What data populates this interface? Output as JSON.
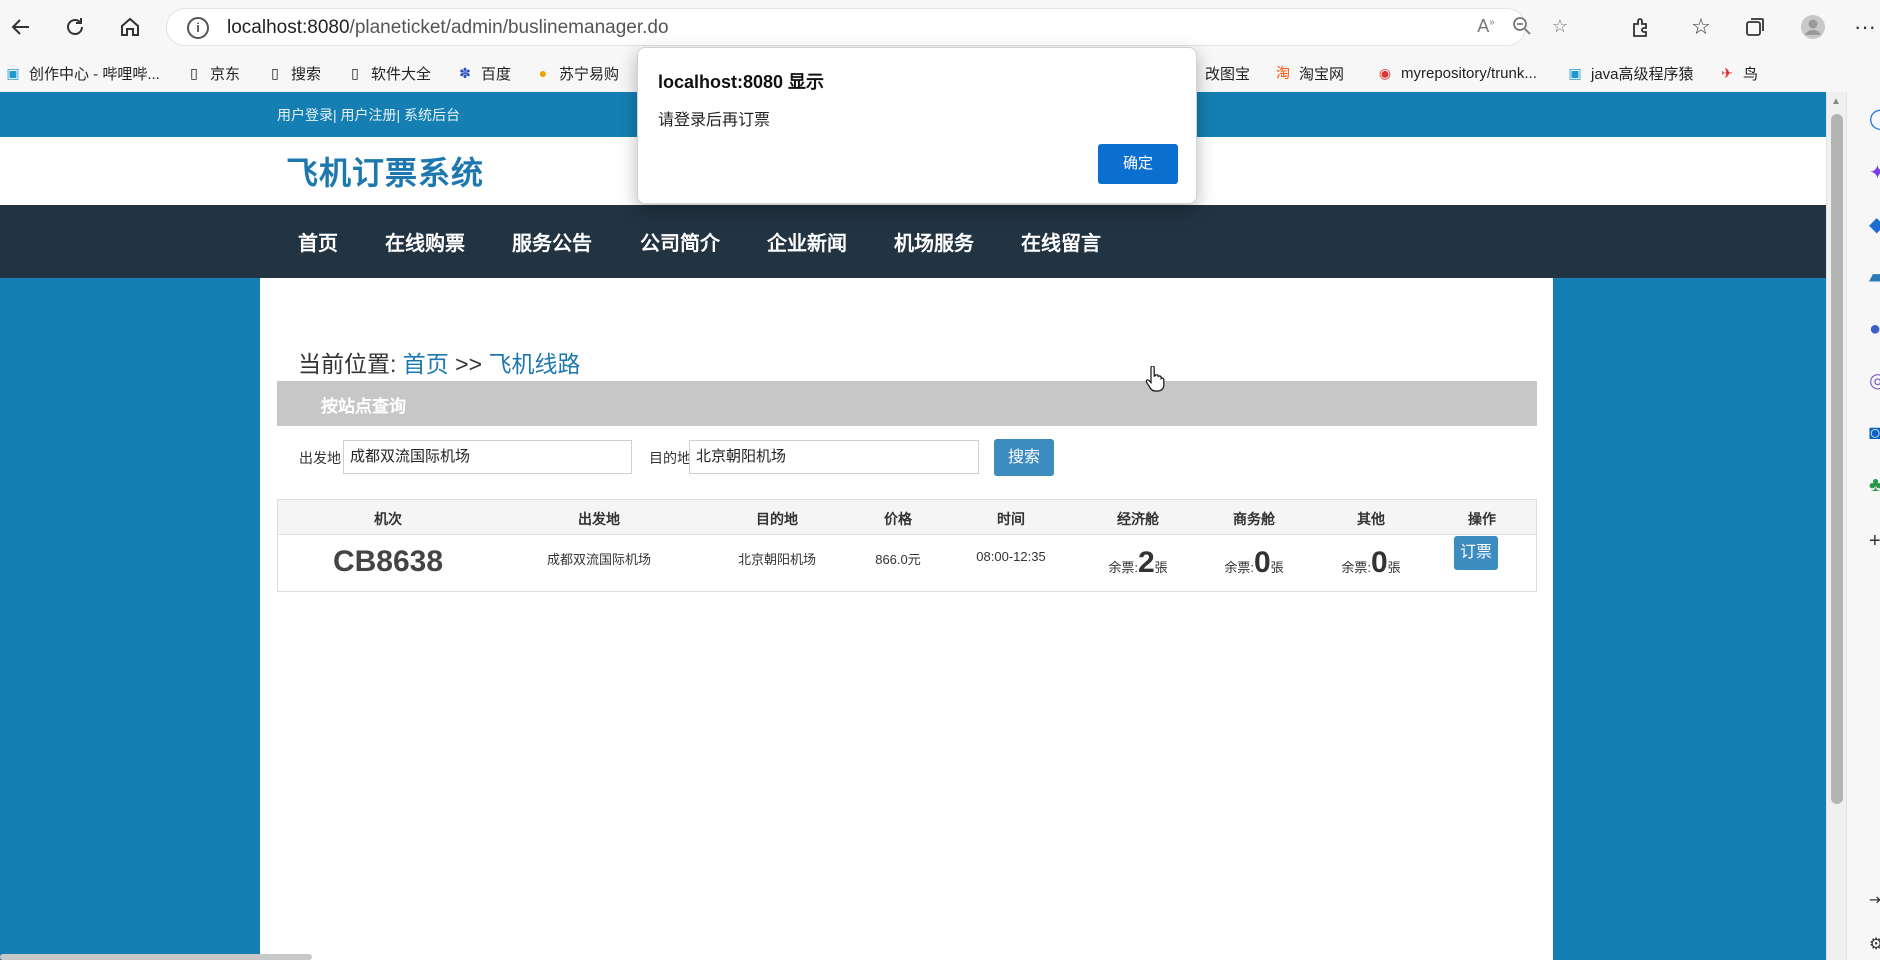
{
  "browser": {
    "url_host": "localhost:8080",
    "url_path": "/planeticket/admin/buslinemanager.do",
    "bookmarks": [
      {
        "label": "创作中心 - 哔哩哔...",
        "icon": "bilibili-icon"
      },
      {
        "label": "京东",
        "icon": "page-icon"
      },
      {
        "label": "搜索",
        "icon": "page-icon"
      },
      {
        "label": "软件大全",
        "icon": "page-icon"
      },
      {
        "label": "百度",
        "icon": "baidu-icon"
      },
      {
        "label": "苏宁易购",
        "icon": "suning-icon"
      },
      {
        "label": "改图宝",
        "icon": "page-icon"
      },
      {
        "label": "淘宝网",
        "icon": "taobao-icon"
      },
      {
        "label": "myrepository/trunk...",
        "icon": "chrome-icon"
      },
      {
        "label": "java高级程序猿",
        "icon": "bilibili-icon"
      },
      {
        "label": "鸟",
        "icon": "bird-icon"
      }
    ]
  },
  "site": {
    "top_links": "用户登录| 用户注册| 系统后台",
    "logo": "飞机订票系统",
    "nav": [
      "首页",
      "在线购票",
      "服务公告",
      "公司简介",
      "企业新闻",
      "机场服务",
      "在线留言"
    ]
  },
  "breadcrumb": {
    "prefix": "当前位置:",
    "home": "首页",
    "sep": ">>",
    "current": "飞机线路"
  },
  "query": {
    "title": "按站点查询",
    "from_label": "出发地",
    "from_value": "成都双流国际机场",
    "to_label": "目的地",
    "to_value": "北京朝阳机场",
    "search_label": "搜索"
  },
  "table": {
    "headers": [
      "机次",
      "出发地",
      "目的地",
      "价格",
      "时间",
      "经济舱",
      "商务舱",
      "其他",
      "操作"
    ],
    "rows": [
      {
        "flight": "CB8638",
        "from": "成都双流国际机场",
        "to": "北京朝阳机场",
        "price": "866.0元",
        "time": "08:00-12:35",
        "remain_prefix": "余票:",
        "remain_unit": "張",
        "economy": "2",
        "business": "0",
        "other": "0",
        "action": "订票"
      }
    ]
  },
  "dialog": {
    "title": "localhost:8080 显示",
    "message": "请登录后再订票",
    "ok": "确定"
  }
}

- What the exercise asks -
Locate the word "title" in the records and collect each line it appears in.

- Task answer -
    "title": "按站点查询",
    "title": "localhost:8080 显示",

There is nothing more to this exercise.